Task requirements ->
Repeat the data exactly. Pictures stay out.

□ □ □ □ □ □ □

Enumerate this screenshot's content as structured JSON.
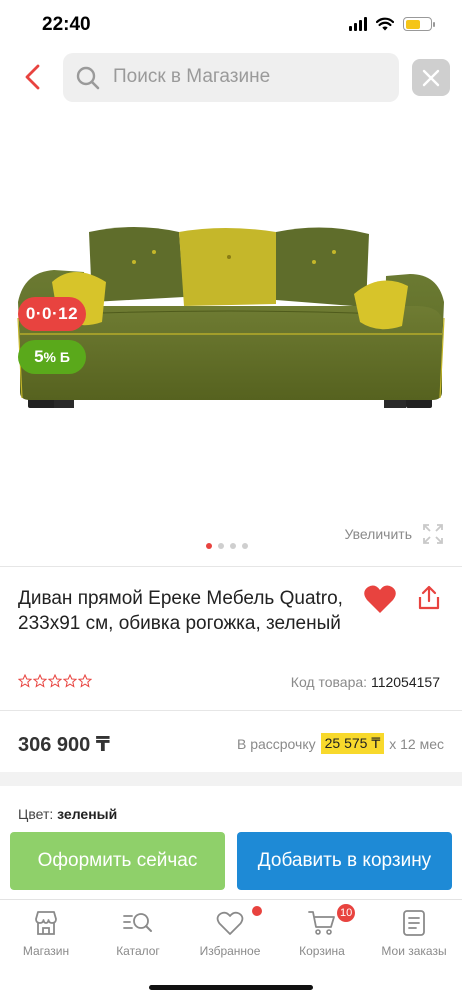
{
  "status_bar": {
    "time": "22:40"
  },
  "search": {
    "placeholder": "Поиск в Магазине"
  },
  "gallery": {
    "badge_installment": "0·0·12",
    "badge_bonus_value": "5",
    "badge_bonus_unit": "% Б",
    "zoom_label": "Увеличить",
    "dots_total": 4,
    "active_dot": 1
  },
  "product": {
    "title": "Диван прямой Ереке Мебель Quatro, 233x91 см, обивка рогожка, зеленый",
    "rating_stars": 0,
    "rating_max": 5,
    "code_label": "Код товара:",
    "code_value": "112054157"
  },
  "price": {
    "value": "306 900 ₸",
    "installment_prefix": "В рассрочку",
    "installment_amount": "25 575 ₸",
    "installment_suffix": "x 12 мес"
  },
  "color": {
    "label": "Цвет:",
    "value": "зеленый"
  },
  "actions": {
    "checkout_label": "Оформить сейчас",
    "add_to_cart_label": "Добавить в корзину"
  },
  "tabbar": {
    "items": [
      {
        "label": "Магазин",
        "icon": "store-icon"
      },
      {
        "label": "Каталог",
        "icon": "catalog-icon"
      },
      {
        "label": "Избранное",
        "icon": "heart-icon",
        "notification": true
      },
      {
        "label": "Корзина",
        "icon": "cart-icon",
        "badge": "10"
      },
      {
        "label": "Мои заказы",
        "icon": "orders-icon"
      }
    ]
  },
  "colors": {
    "accent_red": "#e8433f",
    "bonus_green": "#5aa91b",
    "checkout_green": "#8fd06a",
    "cart_blue": "#1e8ad6",
    "installment_yellow": "#f8d92c"
  }
}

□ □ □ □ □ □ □

Solution for this task ->
Enumerate this screenshot's content as structured JSON.
{
  "status_bar": {
    "time": "22:40"
  },
  "search": {
    "placeholder": "Поиск в Магазине"
  },
  "gallery": {
    "badge_installment": "0·0·12",
    "badge_bonus_value": "5",
    "badge_bonus_unit": "% Б",
    "zoom_label": "Увеличить",
    "dots_total": 4,
    "active_dot": 1
  },
  "product": {
    "title": "Диван прямой Ереке Мебель Quatro, 233x91 см, обивка рогожка, зеленый",
    "rating_stars": 0,
    "rating_max": 5,
    "code_label": "Код товара:",
    "code_value": "112054157"
  },
  "price": {
    "value": "306 900 ₸",
    "installment_prefix": "В рассрочку",
    "installment_amount": "25 575 ₸",
    "installment_suffix": "x 12 мес"
  },
  "color": {
    "label": "Цвет:",
    "value": "зеленый"
  },
  "actions": {
    "checkout_label": "Оформить сейчас",
    "add_to_cart_label": "Добавить в корзину"
  },
  "tabbar": {
    "items": [
      {
        "label": "Магазин",
        "icon": "store-icon"
      },
      {
        "label": "Каталог",
        "icon": "catalog-icon"
      },
      {
        "label": "Избранное",
        "icon": "heart-icon",
        "notification": true
      },
      {
        "label": "Корзина",
        "icon": "cart-icon",
        "badge": "10"
      },
      {
        "label": "Мои заказы",
        "icon": "orders-icon"
      }
    ]
  },
  "colors": {
    "accent_red": "#e8433f",
    "bonus_green": "#5aa91b",
    "checkout_green": "#8fd06a",
    "cart_blue": "#1e8ad6",
    "installment_yellow": "#f8d92c"
  }
}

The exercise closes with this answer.